The hub 40, as set out above, is suitable for inclusion with a geared or direct drive bicycle, or the like, and a geared bicycle 85 is shown in FIG. 7 as an example of such bicycle. The bicycle 85, as shown, includes a peddle arrangement 86 that is turned to move a chain 87 across one of a stack of gears 88 as are spline fitted over hub 40, turning bicycle wheel 89. Though, it should be understood, another bicycle configuration, other vehicle or machine that is driven as by turning of a peddle arrangement, or the like, could include the hub 40 of the invention, within the scope of this disclosure.

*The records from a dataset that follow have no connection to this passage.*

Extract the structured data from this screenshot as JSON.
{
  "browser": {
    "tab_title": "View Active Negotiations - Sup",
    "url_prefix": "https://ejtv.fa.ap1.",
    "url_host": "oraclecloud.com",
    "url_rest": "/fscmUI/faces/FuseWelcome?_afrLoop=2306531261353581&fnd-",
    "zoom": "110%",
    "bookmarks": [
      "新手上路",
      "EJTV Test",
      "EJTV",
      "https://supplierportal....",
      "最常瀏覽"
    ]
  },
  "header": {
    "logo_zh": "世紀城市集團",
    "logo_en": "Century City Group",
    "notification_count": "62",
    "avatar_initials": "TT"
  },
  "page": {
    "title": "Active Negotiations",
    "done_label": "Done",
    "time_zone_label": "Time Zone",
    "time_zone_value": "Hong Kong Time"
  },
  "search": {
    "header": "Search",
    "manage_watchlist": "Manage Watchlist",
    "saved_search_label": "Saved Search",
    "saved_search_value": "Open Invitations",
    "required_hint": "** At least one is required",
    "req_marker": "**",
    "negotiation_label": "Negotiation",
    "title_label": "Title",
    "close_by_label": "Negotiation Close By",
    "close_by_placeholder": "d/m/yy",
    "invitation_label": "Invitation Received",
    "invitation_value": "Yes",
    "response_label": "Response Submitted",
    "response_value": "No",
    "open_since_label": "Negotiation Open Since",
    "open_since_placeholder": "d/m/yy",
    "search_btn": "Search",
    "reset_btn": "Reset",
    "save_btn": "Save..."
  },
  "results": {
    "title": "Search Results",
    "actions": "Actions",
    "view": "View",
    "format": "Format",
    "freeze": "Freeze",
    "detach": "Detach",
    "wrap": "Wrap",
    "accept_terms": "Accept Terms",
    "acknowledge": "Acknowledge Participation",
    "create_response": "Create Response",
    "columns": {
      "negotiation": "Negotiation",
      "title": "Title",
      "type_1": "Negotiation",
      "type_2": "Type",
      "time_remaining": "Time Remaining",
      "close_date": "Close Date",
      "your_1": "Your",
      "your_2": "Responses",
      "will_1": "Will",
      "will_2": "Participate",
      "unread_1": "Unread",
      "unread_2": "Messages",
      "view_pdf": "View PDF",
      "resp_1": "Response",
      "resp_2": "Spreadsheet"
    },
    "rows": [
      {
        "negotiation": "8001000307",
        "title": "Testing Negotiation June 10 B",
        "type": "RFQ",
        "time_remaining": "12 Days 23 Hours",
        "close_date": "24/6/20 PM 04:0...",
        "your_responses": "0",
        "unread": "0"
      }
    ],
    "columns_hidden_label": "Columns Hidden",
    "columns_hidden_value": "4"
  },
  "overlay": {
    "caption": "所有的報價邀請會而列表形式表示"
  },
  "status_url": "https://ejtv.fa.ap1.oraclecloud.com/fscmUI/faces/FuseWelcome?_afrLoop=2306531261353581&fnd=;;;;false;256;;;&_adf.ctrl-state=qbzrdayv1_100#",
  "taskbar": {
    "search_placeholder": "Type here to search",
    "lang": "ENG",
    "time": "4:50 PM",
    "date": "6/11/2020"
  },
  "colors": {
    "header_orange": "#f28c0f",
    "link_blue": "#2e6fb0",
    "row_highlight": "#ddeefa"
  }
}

Hereinabove has been set out a description of wheel hub that includes a clutch of the invention that is useful on any vehicle or assembly where a torque is transferred through the hub clutch to turn a wheel, or the like. It should, however, be understood that the present invention can be varied within the scope of this disclosure without departing from the subject matter coming within the scope of the following claims, and a reasonable equivalency thereof which claims we regard as our invention.